##### DATA FOR THIS EXERCISE #####
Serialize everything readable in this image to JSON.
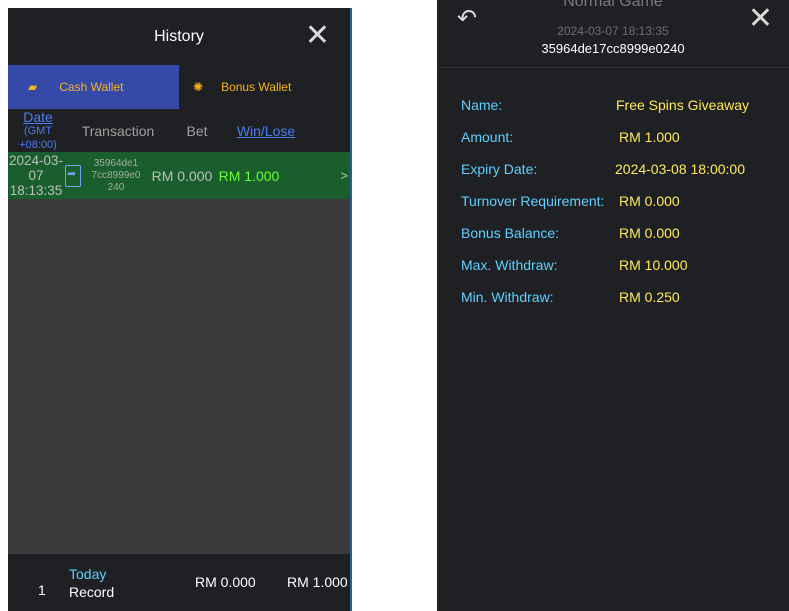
{
  "history": {
    "title": "History",
    "close_icon": "close-icon",
    "tabs": [
      {
        "label": "Cash Wallet",
        "icon": "wallet-icon",
        "active": true
      },
      {
        "label": "Bonus Wallet",
        "icon": "bonus-icon",
        "active": false
      }
    ],
    "columns": {
      "date": "Date",
      "timezone": "(GMT +08:00)",
      "transaction": "Transaction",
      "bet": "Bet",
      "win_lose": "Win/Lose"
    },
    "rows": [
      {
        "date": "2024-03-07",
        "time": "18:13:35",
        "transaction_id_lines": [
          "35964de1",
          "7cc8999e0",
          "240"
        ],
        "bet": "RM 0.000",
        "win_lose": "RM 1.000",
        "arrow": ">"
      }
    ],
    "footer": {
      "count": "1",
      "today": "Today",
      "record": "Record",
      "bet_total": "RM 0.000",
      "win_total": "RM 1.000"
    }
  },
  "detail": {
    "title": "Normal Game",
    "timestamp": "2024-03-07 18:13:35",
    "transaction_id": "35964de17cc8999e0240",
    "back_icon": "back-arrow-icon",
    "close_icon": "close-icon",
    "fields": [
      {
        "label": "Name:",
        "value": "Free Spins Giveaway"
      },
      {
        "label": "Amount:",
        "value": "RM 1.000"
      },
      {
        "label": "Expiry Date:",
        "value": "2024-03-08 18:00:00"
      },
      {
        "label": "Turnover Requirement:",
        "value": "RM 0.000"
      },
      {
        "label": "Bonus Balance:",
        "value": "RM 0.000"
      },
      {
        "label": "Max. Withdraw:",
        "value": "RM 10.000"
      },
      {
        "label": "Min. Withdraw:",
        "value": "RM 0.250"
      }
    ]
  },
  "colors": {
    "panel_bg": "#1f2024",
    "active_tab": "#3549a8",
    "row_highlight": "#1b5e2d",
    "accent_blue": "#4a7bf0",
    "label_cyan": "#5fd0ff",
    "value_yellow": "#ffe95c",
    "win_green": "#66ff33",
    "tab_text": "#f5b320"
  }
}
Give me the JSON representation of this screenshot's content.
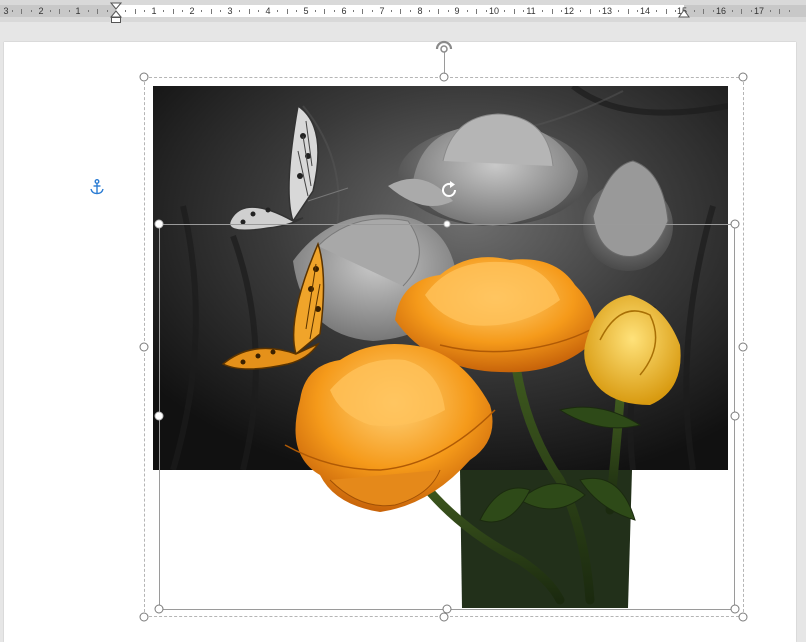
{
  "ruler": {
    "numbers": [
      "3",
      "2",
      "1",
      "1",
      "2",
      "3",
      "4",
      "5",
      "6",
      "7",
      "8",
      "9",
      "10",
      "11",
      "12",
      "13",
      "14",
      "15",
      "16",
      "17"
    ]
  },
  "icons": {
    "anchor": "anchor-icon",
    "rotate": "rotate-icon",
    "wrap": "layout-options-icon"
  },
  "colors": {
    "anchor": "#2b7cd3",
    "flower_orange": "#f59a1a",
    "handle_border": "#7a7a7a"
  }
}
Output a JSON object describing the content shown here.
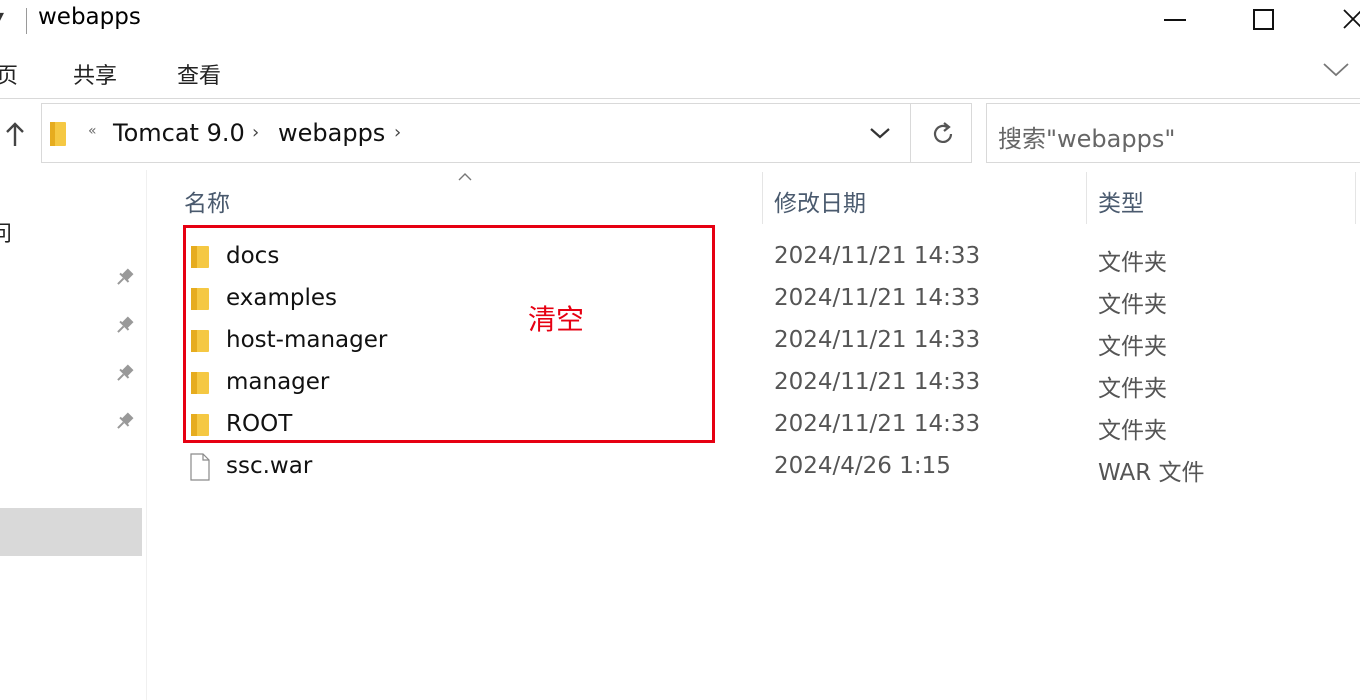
{
  "window": {
    "title": "webapps",
    "title_icon": "chevron-down-icon",
    "controls": [
      "minimize-icon",
      "maximize-icon",
      "close-icon"
    ]
  },
  "ribbon": {
    "tabs": [
      "页",
      "共享",
      "查看"
    ],
    "expand_icon": "chevron-down-icon"
  },
  "address": {
    "overflow": "«",
    "crumbs": [
      "Tomcat 9.0",
      "webapps"
    ],
    "crumb_separator": "›"
  },
  "search": {
    "placeholder": "搜索\"webapps\""
  },
  "nav": {
    "visible_fragments": [
      "问",
      ","
    ],
    "pinned_icon": "pin-icon"
  },
  "columns": [
    "名称",
    "修改日期",
    "类型"
  ],
  "files": [
    {
      "name": "docs",
      "modified": "2024/11/21 14:33",
      "type": "文件夹",
      "icon": "folder-icon"
    },
    {
      "name": "examples",
      "modified": "2024/11/21 14:33",
      "type": "文件夹",
      "icon": "folder-icon"
    },
    {
      "name": "host-manager",
      "modified": "2024/11/21 14:33",
      "type": "文件夹",
      "icon": "folder-icon"
    },
    {
      "name": "manager",
      "modified": "2024/11/21 14:33",
      "type": "文件夹",
      "icon": "folder-icon"
    },
    {
      "name": "ROOT",
      "modified": "2024/11/21 14:33",
      "type": "文件夹",
      "icon": "folder-icon"
    },
    {
      "name": "ssc.war",
      "modified": "2024/4/26 1:15",
      "type": "WAR 文件",
      "icon": "file-icon"
    }
  ],
  "annotation": {
    "text": "清空",
    "color": "#e60012"
  },
  "colors": {
    "folder": "#f5c843",
    "annotation": "#e60012",
    "header_text": "#4a5a6e"
  }
}
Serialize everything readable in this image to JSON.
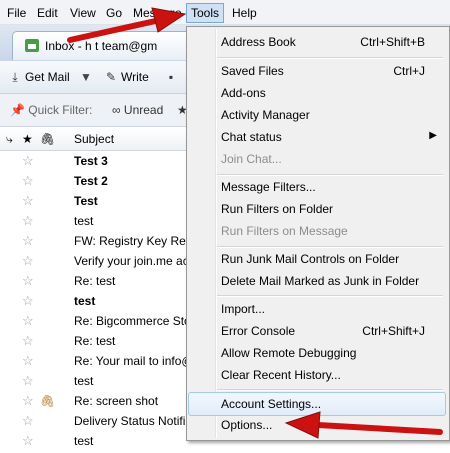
{
  "menubar": {
    "file": "File",
    "edit": "Edit",
    "view": "View",
    "go": "Go",
    "message": "Message",
    "tools": "Tools",
    "help": "Help"
  },
  "tab": {
    "label": "Inbox - h      t   team@gm"
  },
  "toolbar": {
    "get_mail": "Get Mail",
    "write": "Write"
  },
  "quick_filter": {
    "label": "Quick Filter:",
    "unread": "Unread"
  },
  "list_header": {
    "subject": "Subject"
  },
  "messages": [
    {
      "subject": "Test 3",
      "bold": true
    },
    {
      "subject": "Test 2",
      "bold": true
    },
    {
      "subject": "Test",
      "bold": true
    },
    {
      "subject": "test",
      "bold": false
    },
    {
      "subject": "FW: Registry Key Req",
      "bold": false
    },
    {
      "subject": "Verify your join.me ac",
      "bold": false
    },
    {
      "subject": "Re: test",
      "bold": false
    },
    {
      "subject": "test",
      "bold": true
    },
    {
      "subject": "Re: Bigcommerce Sto",
      "bold": false
    },
    {
      "subject": "Re: test",
      "bold": false
    },
    {
      "subject": "Re: Your mail to info@",
      "bold": false
    },
    {
      "subject": "test",
      "bold": false
    },
    {
      "subject": "Re: screen shot",
      "bold": false
    },
    {
      "subject": "Delivery Status Notifi",
      "bold": false
    },
    {
      "subject": "test",
      "bold": false
    }
  ],
  "tools_menu": {
    "address_book": "Address Book",
    "address_book_sc": "Ctrl+Shift+B",
    "saved_files": "Saved Files",
    "saved_files_sc": "Ctrl+J",
    "addons": "Add-ons",
    "activity_manager": "Activity Manager",
    "chat_status": "Chat status",
    "join_chat": "Join Chat...",
    "message_filters": "Message Filters...",
    "run_filters_folder": "Run Filters on Folder",
    "run_filters_message": "Run Filters on Message",
    "run_junk": "Run Junk Mail Controls on Folder",
    "delete_junk": "Delete Mail Marked as Junk in Folder",
    "import": "Import...",
    "error_console": "Error Console",
    "error_console_sc": "Ctrl+Shift+J",
    "remote_debugging": "Allow Remote Debugging",
    "clear_history": "Clear Recent History...",
    "account_settings": "Account Settings...",
    "options": "Options..."
  },
  "colors": {
    "arrow": "#cc1111",
    "menu_highlight": "#e1ecf9"
  }
}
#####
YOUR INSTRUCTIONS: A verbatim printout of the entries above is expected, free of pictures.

RESPONSE:
Serialize everything readable in this image to JSON.
{
  "history": {
    "title": "History",
    "close_icon": "close-icon",
    "tabs": [
      {
        "label": "Cash Wallet",
        "icon": "wallet-icon",
        "active": true
      },
      {
        "label": "Bonus Wallet",
        "icon": "bonus-icon",
        "active": false
      }
    ],
    "columns": {
      "date": "Date",
      "timezone": "(GMT +08:00)",
      "transaction": "Transaction",
      "bet": "Bet",
      "win_lose": "Win/Lose"
    },
    "rows": [
      {
        "date": "2024-03-07",
        "time": "18:13:35",
        "transaction_id_lines": [
          "35964de1",
          "7cc8999e0",
          "240"
        ],
        "bet": "RM 0.000",
        "win_lose": "RM 1.000",
        "arrow": ">"
      }
    ],
    "footer": {
      "count": "1",
      "today": "Today",
      "record": "Record",
      "bet_total": "RM 0.000",
      "win_total": "RM 1.000"
    }
  },
  "detail": {
    "title": "Normal Game",
    "timestamp": "2024-03-07 18:13:35",
    "transaction_id": "35964de17cc8999e0240",
    "back_icon": "back-arrow-icon",
    "close_icon": "close-icon",
    "fields": [
      {
        "label": "Name:",
        "value": "Free Spins Giveaway"
      },
      {
        "label": "Amount:",
        "value": "RM 1.000"
      },
      {
        "label": "Expiry Date:",
        "value": "2024-03-08 18:00:00"
      },
      {
        "label": "Turnover Requirement:",
        "value": "RM 0.000"
      },
      {
        "label": "Bonus Balance:",
        "value": "RM 0.000"
      },
      {
        "label": "Max. Withdraw:",
        "value": "RM 10.000"
      },
      {
        "label": "Min. Withdraw:",
        "value": "RM 0.250"
      }
    ]
  },
  "colors": {
    "panel_bg": "#1f2024",
    "active_tab": "#3549a8",
    "row_highlight": "#1b5e2d",
    "accent_blue": "#4a7bf0",
    "label_cyan": "#5fd0ff",
    "value_yellow": "#ffe95c",
    "win_green": "#66ff33",
    "tab_text": "#f5b320"
  }
}
Give me the JSON representation of this screenshot's content.
{
  "ruler": {
    "numbers": [
      "3",
      "2",
      "1",
      "1",
      "2",
      "3",
      "4",
      "5",
      "6",
      "7",
      "8",
      "9",
      "10",
      "11",
      "12",
      "13",
      "14",
      "15",
      "16",
      "17"
    ]
  },
  "icons": {
    "anchor": "anchor-icon",
    "rotate": "rotate-icon",
    "wrap": "layout-options-icon"
  },
  "colors": {
    "anchor": "#2b7cd3",
    "flower_orange": "#f59a1a",
    "handle_border": "#7a7a7a"
  }
}
Output a JSON object describing the content shown here.
{
  "window": {
    "title": "webapps",
    "title_icon": "chevron-down-icon",
    "controls": [
      "minimize-icon",
      "maximize-icon",
      "close-icon"
    ]
  },
  "ribbon": {
    "tabs": [
      "页",
      "共享",
      "查看"
    ],
    "expand_icon": "chevron-down-icon"
  },
  "address": {
    "overflow": "«",
    "crumbs": [
      "Tomcat 9.0",
      "webapps"
    ],
    "crumb_separator": "›"
  },
  "search": {
    "placeholder": "搜索\"webapps\""
  },
  "nav": {
    "visible_fragments": [
      "问",
      ","
    ],
    "pinned_icon": "pin-icon"
  },
  "columns": [
    "名称",
    "修改日期",
    "类型"
  ],
  "files": [
    {
      "name": "docs",
      "modified": "2024/11/21 14:33",
      "type": "文件夹",
      "icon": "folder-icon"
    },
    {
      "name": "examples",
      "modified": "2024/11/21 14:33",
      "type": "文件夹",
      "icon": "folder-icon"
    },
    {
      "name": "host-manager",
      "modified": "2024/11/21 14:33",
      "type": "文件夹",
      "icon": "folder-icon"
    },
    {
      "name": "manager",
      "modified": "2024/11/21 14:33",
      "type": "文件夹",
      "icon": "folder-icon"
    },
    {
      "name": "ROOT",
      "modified": "2024/11/21 14:33",
      "type": "文件夹",
      "icon": "folder-icon"
    },
    {
      "name": "ssc.war",
      "modified": "2024/4/26 1:15",
      "type": "WAR 文件",
      "icon": "file-icon"
    }
  ],
  "annotation": {
    "text": "清空",
    "color": "#e60012"
  },
  "colors": {
    "folder": "#f5c843",
    "annotation": "#e60012",
    "header_text": "#4a5a6e"
  }
}
Serialize everything readable in this image to JSON.
{
  "menubar": {
    "file": "File",
    "edit": "Edit",
    "view": "View",
    "go": "Go",
    "message": "Message",
    "tools": "Tools",
    "help": "Help"
  },
  "tab": {
    "label": "Inbox - h      t   team@gm"
  },
  "toolbar": {
    "get_mail": "Get Mail",
    "write": "Write"
  },
  "quick_filter": {
    "label": "Quick Filter:",
    "unread": "Unread"
  },
  "list_header": {
    "subject": "Subject"
  },
  "messages": [
    {
      "subject": "Test 3",
      "bold": true
    },
    {
      "subject": "Test 2",
      "bold": true
    },
    {
      "subject": "Test",
      "bold": true
    },
    {
      "subject": "test",
      "bold": false
    },
    {
      "subject": "FW: Registry Key Req",
      "bold": false
    },
    {
      "subject": "Verify your join.me ac",
      "bold": false
    },
    {
      "subject": "Re: test",
      "bold": false
    },
    {
      "subject": "test",
      "bold": true
    },
    {
      "subject": "Re: Bigcommerce Sto",
      "bold": false
    },
    {
      "subject": "Re: test",
      "bold": false
    },
    {
      "subject": "Re: Your mail to info@",
      "bold": false
    },
    {
      "subject": "test",
      "bold": false
    },
    {
      "subject": "Re: screen shot",
      "bold": false
    },
    {
      "subject": "Delivery Status Notifi",
      "bold": false
    },
    {
      "subject": "test",
      "bold": false
    }
  ],
  "tools_menu": {
    "address_book": "Address Book",
    "address_book_sc": "Ctrl+Shift+B",
    "saved_files": "Saved Files",
    "saved_files_sc": "Ctrl+J",
    "addons": "Add-ons",
    "activity_manager": "Activity Manager",
    "chat_status": "Chat status",
    "join_chat": "Join Chat...",
    "message_filters": "Message Filters...",
    "run_filters_folder": "Run Filters on Folder",
    "run_filters_message": "Run Filters on Message",
    "run_junk": "Run Junk Mail Controls on Folder",
    "delete_junk": "Delete Mail Marked as Junk in Folder",
    "import": "Import...",
    "error_console": "Error Console",
    "error_console_sc": "Ctrl+Shift+J",
    "remote_debugging": "Allow Remote Debugging",
    "clear_history": "Clear Recent History...",
    "account_settings": "Account Settings...",
    "options": "Options..."
  },
  "colors": {
    "arrow": "#cc1111",
    "menu_highlight": "#e1ecf9"
  }
}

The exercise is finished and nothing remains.